Exercise brief: Once the pictures are set aside, copy the data below exactly as it stands.

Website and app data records
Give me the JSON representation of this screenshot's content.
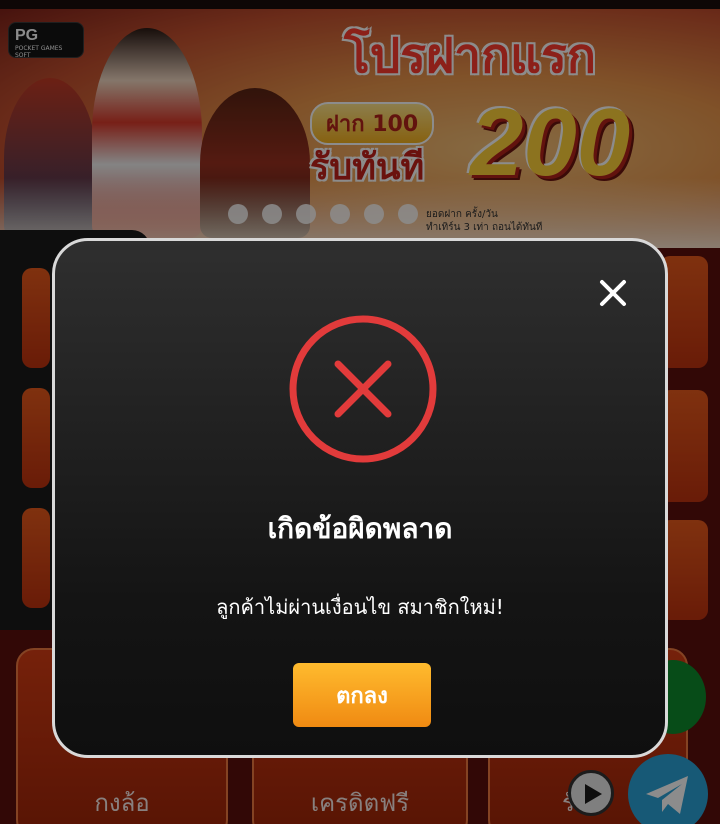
{
  "banner": {
    "logo_text": "PG",
    "logo_subtext": "POCKET GAMES SOFT",
    "promo_title": "โปรฝากแรก",
    "deposit_label": "ฝาก 100",
    "receive_label": "รับทันที",
    "bonus_amount": "200",
    "fine_print_line1": "ยอดฝาก ครั้ง/วัน",
    "fine_print_line2": "ทำเทิร์น 3 เท่า ถอนได้ทันที",
    "slide_count": 6
  },
  "background": {
    "bottom_cards": [
      "กงล้อ",
      "เครดิตฟรี",
      "รับ"
    ]
  },
  "modal": {
    "title": "เกิดข้อผิดพลาด",
    "message": "ลูกค้าไม่ผ่านเงื่อนไข สมาชิกใหม่!",
    "ok_label": "ตกลง",
    "close_icon": "close-icon",
    "status_icon": "error-x-circle-icon",
    "accent_color": "#e23b3b",
    "button_color": "#f5a623"
  }
}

Exercise result:
Give me the JSON representation of this screenshot's content.
{
  "banner": {
    "logo_text": "PG",
    "logo_subtext": "POCKET GAMES SOFT",
    "promo_title": "โปรฝากแรก",
    "deposit_label": "ฝาก 100",
    "receive_label": "รับทันที",
    "bonus_amount": "200",
    "fine_print_line1": "ยอดฝาก ครั้ง/วัน",
    "fine_print_line2": "ทำเทิร์น 3 เท่า ถอนได้ทันที",
    "slide_count": 6
  },
  "background": {
    "bottom_cards": [
      "กงล้อ",
      "เครดิตฟรี",
      "รับ"
    ]
  },
  "modal": {
    "title": "เกิดข้อผิดพลาด",
    "message": "ลูกค้าไม่ผ่านเงื่อนไข สมาชิกใหม่!",
    "ok_label": "ตกลง",
    "close_icon": "close-icon",
    "status_icon": "error-x-circle-icon",
    "accent_color": "#e23b3b",
    "button_color": "#f5a623"
  }
}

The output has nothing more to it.